_WHAT THE TASK ASKS_
Below are some records; repeat them all exactly, minus the pictures.

___ MATERIAL SHOWN ___

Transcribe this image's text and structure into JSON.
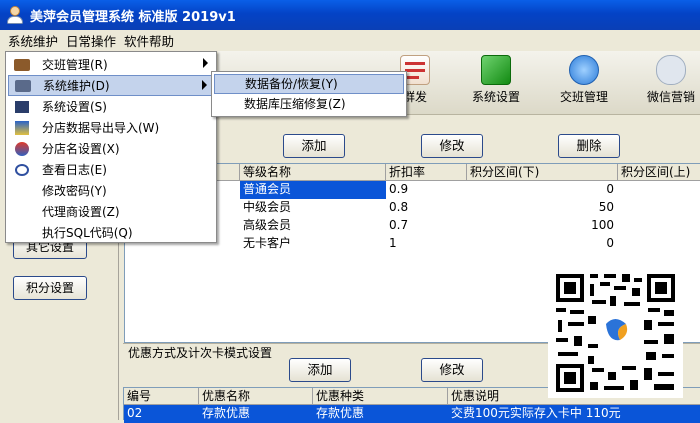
{
  "window": {
    "title": "美萍会员管理系统 标准版  2019v1"
  },
  "menubar": {
    "items": [
      "系统维护",
      "日常操作",
      "软件帮助"
    ]
  },
  "toolbar": {
    "items": [
      {
        "label": "群发",
        "icon": "sms-icon"
      },
      {
        "label": "系统设置",
        "icon": "cube-settings-icon"
      },
      {
        "label": "交班管理",
        "icon": "shift-exchange-icon"
      },
      {
        "label": "微信营销",
        "icon": "wechat-icon"
      }
    ]
  },
  "dropdown": {
    "items": [
      {
        "label": "交班管理(R)",
        "icon": "briefcase-icon",
        "submenu": true
      },
      {
        "label": "系统维护(D)",
        "icon": "maintenance-icon",
        "submenu": true
      },
      {
        "label": "系统设置(S)",
        "icon": "settings-icon",
        "submenu": false
      },
      {
        "label": "分店数据导出导入(W)",
        "icon": "data-transfer-icon",
        "submenu": false
      },
      {
        "label": "分店名设置(X)",
        "icon": "branch-icon",
        "submenu": false
      },
      {
        "label": "查看日志(E)",
        "icon": "log-icon",
        "submenu": false
      },
      {
        "label": "修改密码(Y)",
        "icon": "",
        "submenu": false
      },
      {
        "label": "代理商设置(Z)",
        "icon": "",
        "submenu": false
      },
      {
        "label": "执行SQL代码(Q)",
        "icon": "",
        "submenu": false
      }
    ]
  },
  "submenu": {
    "items": [
      "数据备份/恢复(Y)",
      "数据库压缩修复(Z)"
    ]
  },
  "left": {
    "other_settings": "其它设置",
    "points_settings": "积分设置"
  },
  "level_section": {
    "buttons": {
      "add": "添加",
      "edit": "修改",
      "delete": "删除"
    },
    "columns": [
      "等级名称",
      "折扣率",
      "积分区间(下)",
      "积分区间(上)"
    ],
    "rows": [
      [
        "普通会员",
        "0.9",
        "0",
        ""
      ],
      [
        "中级会员",
        "0.8",
        "50",
        ""
      ],
      [
        "高级会员",
        "0.7",
        "100",
        ""
      ],
      [
        "无卡客户",
        "1",
        "0",
        ""
      ]
    ]
  },
  "discount_section": {
    "title": "优惠方式及计次卡模式设置",
    "buttons": {
      "add": "添加",
      "edit": "修改"
    },
    "columns": [
      "编号",
      "优惠名称",
      "优惠种类",
      "优惠说明"
    ],
    "rows": [
      [
        "02",
        "存款优惠",
        "存款优惠",
        "交费100元实际存入卡中 110元"
      ]
    ]
  },
  "colors": {
    "title_blue": "#0443c6",
    "selection": "#0a55d8",
    "highlight": "#c4d3ec"
  }
}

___

_SOLVED EXERCISE_
Transcribe this image's text and structure into JSON.
{
  "window": {
    "title": "美萍会员管理系统 标准版  2019v1"
  },
  "menubar": {
    "items": [
      "系统维护",
      "日常操作",
      "软件帮助"
    ]
  },
  "toolbar": {
    "items": [
      {
        "label": "群发",
        "icon": "sms-icon"
      },
      {
        "label": "系统设置",
        "icon": "cube-settings-icon"
      },
      {
        "label": "交班管理",
        "icon": "shift-exchange-icon"
      },
      {
        "label": "微信营销",
        "icon": "wechat-icon"
      }
    ]
  },
  "dropdown": {
    "items": [
      {
        "label": "交班管理(R)",
        "icon": "briefcase-icon",
        "submenu": true
      },
      {
        "label": "系统维护(D)",
        "icon": "maintenance-icon",
        "submenu": true
      },
      {
        "label": "系统设置(S)",
        "icon": "settings-icon",
        "submenu": false
      },
      {
        "label": "分店数据导出导入(W)",
        "icon": "data-transfer-icon",
        "submenu": false
      },
      {
        "label": "分店名设置(X)",
        "icon": "branch-icon",
        "submenu": false
      },
      {
        "label": "查看日志(E)",
        "icon": "log-icon",
        "submenu": false
      },
      {
        "label": "修改密码(Y)",
        "icon": "",
        "submenu": false
      },
      {
        "label": "代理商设置(Z)",
        "icon": "",
        "submenu": false
      },
      {
        "label": "执行SQL代码(Q)",
        "icon": "",
        "submenu": false
      }
    ]
  },
  "submenu": {
    "items": [
      "数据备份/恢复(Y)",
      "数据库压缩修复(Z)"
    ]
  },
  "left": {
    "other_settings": "其它设置",
    "points_settings": "积分设置"
  },
  "level_section": {
    "buttons": {
      "add": "添加",
      "edit": "修改",
      "delete": "删除"
    },
    "columns": [
      "等级名称",
      "折扣率",
      "积分区间(下)",
      "积分区间(上)"
    ],
    "rows": [
      [
        "普通会员",
        "0.9",
        "0",
        ""
      ],
      [
        "中级会员",
        "0.8",
        "50",
        ""
      ],
      [
        "高级会员",
        "0.7",
        "100",
        ""
      ],
      [
        "无卡客户",
        "1",
        "0",
        ""
      ]
    ]
  },
  "discount_section": {
    "title": "优惠方式及计次卡模式设置",
    "buttons": {
      "add": "添加",
      "edit": "修改"
    },
    "columns": [
      "编号",
      "优惠名称",
      "优惠种类",
      "优惠说明"
    ],
    "rows": [
      [
        "02",
        "存款优惠",
        "存款优惠",
        "交费100元实际存入卡中 110元"
      ]
    ]
  },
  "colors": {
    "title_blue": "#0443c6",
    "selection": "#0a55d8",
    "highlight": "#c4d3ec"
  }
}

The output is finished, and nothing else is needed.